When a line in the records contains the string "placeholder", copy that line.

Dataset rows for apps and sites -

Start of Block

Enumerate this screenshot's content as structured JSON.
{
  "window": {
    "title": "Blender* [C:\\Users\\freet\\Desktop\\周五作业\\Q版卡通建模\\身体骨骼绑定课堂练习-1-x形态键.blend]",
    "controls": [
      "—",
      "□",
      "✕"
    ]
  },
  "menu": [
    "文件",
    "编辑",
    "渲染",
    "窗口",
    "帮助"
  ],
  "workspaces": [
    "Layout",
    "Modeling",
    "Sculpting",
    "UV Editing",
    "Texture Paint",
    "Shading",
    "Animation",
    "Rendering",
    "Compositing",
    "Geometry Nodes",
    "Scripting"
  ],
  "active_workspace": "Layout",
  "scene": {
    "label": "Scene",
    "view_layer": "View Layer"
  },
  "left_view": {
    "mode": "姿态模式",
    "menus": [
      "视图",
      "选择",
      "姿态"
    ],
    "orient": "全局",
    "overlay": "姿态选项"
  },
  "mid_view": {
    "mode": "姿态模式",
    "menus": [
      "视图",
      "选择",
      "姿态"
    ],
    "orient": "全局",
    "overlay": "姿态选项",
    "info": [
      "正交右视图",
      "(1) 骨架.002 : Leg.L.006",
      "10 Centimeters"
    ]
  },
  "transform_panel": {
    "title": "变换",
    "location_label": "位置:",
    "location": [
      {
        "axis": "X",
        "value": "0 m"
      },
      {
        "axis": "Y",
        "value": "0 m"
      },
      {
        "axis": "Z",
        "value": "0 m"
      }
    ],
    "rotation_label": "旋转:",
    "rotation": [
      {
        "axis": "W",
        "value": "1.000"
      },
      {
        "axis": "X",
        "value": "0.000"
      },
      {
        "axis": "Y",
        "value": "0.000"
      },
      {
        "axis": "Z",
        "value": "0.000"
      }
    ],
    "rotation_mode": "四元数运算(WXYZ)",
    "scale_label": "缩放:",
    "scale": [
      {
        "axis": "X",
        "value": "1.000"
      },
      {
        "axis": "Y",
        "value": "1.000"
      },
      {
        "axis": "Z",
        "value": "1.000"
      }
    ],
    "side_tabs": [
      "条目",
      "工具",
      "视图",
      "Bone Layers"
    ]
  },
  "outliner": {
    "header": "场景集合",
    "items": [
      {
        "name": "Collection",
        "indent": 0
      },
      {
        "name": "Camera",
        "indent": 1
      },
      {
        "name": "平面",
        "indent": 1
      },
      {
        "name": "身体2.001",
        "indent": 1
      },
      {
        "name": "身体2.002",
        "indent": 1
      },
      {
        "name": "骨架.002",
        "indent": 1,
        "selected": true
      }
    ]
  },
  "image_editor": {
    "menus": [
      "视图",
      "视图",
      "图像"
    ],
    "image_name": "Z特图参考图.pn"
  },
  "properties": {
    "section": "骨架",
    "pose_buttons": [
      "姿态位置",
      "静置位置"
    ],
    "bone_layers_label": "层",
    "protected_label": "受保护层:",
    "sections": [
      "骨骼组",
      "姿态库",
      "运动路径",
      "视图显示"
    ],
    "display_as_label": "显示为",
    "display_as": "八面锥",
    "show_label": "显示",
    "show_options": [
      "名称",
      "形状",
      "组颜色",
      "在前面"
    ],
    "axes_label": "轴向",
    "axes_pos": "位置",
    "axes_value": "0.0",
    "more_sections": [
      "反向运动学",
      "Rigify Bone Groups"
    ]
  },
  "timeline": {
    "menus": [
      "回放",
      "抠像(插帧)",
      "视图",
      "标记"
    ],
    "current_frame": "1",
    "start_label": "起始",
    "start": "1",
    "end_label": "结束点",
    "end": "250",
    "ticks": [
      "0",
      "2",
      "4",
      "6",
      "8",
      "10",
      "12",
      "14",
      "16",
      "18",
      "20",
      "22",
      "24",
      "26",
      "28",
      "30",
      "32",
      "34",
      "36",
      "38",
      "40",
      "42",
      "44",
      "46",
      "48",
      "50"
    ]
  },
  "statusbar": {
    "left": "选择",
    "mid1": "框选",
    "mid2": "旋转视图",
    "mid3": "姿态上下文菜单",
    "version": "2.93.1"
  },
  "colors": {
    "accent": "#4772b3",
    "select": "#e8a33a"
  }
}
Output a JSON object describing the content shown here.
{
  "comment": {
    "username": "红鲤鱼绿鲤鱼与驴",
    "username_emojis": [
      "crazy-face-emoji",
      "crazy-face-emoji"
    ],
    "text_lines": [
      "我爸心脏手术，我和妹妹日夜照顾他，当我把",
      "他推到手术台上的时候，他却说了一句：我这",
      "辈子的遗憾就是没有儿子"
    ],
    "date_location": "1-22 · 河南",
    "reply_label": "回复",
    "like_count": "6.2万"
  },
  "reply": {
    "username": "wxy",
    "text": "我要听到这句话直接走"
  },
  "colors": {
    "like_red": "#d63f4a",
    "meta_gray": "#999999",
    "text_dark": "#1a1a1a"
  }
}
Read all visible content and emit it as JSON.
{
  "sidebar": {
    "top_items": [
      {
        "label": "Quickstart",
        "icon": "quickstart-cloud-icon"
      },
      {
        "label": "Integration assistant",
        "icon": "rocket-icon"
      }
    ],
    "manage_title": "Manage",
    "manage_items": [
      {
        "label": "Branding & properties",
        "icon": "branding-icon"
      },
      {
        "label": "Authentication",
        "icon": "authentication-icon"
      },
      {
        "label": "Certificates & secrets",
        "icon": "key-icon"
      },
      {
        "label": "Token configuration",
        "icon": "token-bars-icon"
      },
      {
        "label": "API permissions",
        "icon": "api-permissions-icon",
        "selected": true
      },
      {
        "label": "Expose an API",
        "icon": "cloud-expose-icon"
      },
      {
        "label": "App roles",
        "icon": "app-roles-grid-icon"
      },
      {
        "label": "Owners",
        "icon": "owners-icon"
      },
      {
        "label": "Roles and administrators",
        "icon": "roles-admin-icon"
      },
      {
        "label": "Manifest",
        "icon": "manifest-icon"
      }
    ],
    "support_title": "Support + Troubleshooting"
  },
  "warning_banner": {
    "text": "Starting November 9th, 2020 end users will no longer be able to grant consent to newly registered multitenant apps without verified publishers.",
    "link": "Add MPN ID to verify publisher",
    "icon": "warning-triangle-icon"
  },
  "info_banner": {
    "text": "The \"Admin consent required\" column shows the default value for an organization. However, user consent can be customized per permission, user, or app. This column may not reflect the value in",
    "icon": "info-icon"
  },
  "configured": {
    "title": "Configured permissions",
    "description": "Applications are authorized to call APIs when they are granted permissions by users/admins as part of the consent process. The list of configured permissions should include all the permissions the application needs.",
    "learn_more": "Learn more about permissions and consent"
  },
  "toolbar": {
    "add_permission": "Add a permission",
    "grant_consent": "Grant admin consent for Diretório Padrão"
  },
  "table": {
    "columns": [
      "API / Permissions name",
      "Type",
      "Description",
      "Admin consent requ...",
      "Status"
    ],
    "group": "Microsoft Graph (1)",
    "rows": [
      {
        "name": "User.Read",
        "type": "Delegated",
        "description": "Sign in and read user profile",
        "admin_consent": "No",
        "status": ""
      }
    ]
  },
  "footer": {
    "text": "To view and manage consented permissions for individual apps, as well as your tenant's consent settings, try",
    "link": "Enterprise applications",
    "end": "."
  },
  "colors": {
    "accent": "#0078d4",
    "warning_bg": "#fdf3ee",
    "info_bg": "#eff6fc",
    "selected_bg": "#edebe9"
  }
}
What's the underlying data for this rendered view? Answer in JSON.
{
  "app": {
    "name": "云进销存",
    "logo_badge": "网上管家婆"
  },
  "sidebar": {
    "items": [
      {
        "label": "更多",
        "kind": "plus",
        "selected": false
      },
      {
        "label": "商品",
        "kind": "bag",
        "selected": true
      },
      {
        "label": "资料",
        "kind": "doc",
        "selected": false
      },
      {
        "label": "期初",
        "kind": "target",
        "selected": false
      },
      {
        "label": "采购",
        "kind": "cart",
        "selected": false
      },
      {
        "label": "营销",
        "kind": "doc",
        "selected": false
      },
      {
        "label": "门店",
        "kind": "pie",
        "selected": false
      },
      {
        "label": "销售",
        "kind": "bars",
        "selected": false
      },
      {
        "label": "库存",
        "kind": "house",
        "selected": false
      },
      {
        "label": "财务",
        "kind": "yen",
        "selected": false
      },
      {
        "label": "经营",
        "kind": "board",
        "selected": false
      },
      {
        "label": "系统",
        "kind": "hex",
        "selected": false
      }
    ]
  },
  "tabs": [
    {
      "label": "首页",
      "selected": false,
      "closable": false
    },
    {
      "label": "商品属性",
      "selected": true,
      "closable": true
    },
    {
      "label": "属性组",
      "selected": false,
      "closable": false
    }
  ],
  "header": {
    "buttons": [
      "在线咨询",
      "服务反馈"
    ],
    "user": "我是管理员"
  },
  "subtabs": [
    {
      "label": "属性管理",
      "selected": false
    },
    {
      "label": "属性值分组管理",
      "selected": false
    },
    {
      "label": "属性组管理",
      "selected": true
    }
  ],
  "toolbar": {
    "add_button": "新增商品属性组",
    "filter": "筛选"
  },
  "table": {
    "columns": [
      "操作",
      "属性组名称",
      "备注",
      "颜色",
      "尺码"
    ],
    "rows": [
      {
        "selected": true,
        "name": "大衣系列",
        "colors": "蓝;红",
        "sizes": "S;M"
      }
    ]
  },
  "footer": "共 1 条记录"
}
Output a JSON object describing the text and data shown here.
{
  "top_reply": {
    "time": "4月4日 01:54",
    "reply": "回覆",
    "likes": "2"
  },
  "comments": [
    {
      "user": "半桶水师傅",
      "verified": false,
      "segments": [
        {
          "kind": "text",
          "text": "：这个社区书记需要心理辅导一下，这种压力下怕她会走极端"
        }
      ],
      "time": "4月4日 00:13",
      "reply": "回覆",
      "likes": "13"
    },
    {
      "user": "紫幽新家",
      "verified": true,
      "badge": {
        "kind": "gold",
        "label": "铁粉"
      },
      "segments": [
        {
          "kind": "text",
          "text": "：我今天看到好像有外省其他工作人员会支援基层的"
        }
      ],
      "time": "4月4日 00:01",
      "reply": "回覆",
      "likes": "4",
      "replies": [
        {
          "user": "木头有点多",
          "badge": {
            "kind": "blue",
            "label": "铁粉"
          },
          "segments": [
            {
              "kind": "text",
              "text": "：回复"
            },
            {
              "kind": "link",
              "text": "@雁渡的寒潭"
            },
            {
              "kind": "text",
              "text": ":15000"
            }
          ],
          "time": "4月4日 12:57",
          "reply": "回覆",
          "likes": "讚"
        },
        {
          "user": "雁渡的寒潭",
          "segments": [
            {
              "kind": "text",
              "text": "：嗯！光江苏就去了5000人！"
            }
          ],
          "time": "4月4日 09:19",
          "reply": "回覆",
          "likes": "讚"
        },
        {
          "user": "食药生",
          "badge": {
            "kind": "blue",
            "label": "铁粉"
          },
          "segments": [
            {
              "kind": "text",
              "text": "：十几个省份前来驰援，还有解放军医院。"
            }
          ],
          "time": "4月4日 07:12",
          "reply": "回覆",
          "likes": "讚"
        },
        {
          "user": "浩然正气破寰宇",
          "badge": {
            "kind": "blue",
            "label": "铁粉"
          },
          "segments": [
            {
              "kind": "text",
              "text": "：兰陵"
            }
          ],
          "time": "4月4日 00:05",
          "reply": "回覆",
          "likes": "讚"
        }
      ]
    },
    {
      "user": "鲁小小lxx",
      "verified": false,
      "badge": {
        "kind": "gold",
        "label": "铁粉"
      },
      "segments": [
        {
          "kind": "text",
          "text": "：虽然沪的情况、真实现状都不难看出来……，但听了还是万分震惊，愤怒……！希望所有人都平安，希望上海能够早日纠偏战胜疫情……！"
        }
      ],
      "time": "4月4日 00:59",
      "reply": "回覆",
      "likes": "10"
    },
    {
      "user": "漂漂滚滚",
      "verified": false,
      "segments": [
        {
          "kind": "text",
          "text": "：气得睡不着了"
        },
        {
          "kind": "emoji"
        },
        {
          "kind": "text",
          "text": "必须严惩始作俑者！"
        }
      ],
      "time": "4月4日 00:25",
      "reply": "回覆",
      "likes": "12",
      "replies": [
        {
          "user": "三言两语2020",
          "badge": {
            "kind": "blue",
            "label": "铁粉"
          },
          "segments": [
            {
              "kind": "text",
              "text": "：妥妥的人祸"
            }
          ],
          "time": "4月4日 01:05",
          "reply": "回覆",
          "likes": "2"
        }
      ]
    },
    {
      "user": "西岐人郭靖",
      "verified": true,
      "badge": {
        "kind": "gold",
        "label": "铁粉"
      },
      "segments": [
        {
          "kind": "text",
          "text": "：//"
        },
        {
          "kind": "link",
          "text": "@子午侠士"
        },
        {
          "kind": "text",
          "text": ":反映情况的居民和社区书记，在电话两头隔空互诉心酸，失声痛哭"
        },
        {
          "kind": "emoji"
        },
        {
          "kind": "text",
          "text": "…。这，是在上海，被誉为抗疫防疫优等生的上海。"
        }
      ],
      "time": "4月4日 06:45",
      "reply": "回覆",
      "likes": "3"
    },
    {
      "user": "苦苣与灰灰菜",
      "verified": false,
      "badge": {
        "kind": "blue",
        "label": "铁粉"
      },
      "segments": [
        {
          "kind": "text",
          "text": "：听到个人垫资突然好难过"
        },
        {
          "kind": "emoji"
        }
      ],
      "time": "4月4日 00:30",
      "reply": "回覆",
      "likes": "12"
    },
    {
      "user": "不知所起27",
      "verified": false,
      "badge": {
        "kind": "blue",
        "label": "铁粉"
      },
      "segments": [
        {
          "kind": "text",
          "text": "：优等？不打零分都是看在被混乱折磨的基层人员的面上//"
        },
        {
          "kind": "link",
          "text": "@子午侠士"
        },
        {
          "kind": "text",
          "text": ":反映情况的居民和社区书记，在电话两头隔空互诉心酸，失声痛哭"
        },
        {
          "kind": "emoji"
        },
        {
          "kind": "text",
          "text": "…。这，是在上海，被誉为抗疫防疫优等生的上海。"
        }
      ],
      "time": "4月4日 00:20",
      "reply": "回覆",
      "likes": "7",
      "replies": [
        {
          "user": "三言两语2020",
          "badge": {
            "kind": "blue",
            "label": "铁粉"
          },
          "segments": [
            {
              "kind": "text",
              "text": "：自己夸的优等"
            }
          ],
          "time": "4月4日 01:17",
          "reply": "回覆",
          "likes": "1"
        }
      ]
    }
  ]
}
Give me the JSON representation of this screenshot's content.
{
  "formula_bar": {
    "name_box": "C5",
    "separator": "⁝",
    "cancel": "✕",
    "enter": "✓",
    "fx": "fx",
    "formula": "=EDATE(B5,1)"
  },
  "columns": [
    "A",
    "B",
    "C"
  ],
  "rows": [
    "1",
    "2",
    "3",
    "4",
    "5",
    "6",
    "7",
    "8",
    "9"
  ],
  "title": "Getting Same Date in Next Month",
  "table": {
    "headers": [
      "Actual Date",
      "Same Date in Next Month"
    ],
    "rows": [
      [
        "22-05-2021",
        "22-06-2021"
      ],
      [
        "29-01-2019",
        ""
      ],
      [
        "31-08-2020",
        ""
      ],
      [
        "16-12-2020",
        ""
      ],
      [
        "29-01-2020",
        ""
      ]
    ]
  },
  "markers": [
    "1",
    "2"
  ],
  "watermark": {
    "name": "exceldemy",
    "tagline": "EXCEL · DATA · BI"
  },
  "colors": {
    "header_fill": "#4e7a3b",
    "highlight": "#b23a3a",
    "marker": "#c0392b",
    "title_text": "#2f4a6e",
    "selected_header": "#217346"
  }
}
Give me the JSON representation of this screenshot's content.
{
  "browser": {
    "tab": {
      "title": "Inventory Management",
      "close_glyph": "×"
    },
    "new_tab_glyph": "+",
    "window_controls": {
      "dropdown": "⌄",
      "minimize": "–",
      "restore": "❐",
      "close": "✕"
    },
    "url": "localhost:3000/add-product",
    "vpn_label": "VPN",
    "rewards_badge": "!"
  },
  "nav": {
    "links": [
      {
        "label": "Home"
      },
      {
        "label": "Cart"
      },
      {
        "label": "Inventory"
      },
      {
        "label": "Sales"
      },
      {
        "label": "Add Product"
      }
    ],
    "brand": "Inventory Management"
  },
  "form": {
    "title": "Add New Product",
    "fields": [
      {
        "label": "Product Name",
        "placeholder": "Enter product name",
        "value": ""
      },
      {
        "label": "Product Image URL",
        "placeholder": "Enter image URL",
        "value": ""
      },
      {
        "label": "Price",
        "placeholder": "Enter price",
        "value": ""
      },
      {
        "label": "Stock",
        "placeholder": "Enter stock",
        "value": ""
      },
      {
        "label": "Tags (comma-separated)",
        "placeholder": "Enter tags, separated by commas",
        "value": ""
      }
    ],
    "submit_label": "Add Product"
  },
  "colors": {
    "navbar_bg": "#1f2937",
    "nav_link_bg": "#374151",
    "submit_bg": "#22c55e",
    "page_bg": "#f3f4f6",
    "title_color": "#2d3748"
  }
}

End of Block

Answer for the task -
        "placeholder": "Enter product name",
        "placeholder": "Enter image URL",
        "placeholder": "Enter price",
        "placeholder": "Enter stock",
        "placeholder": "Enter tags, separated by commas",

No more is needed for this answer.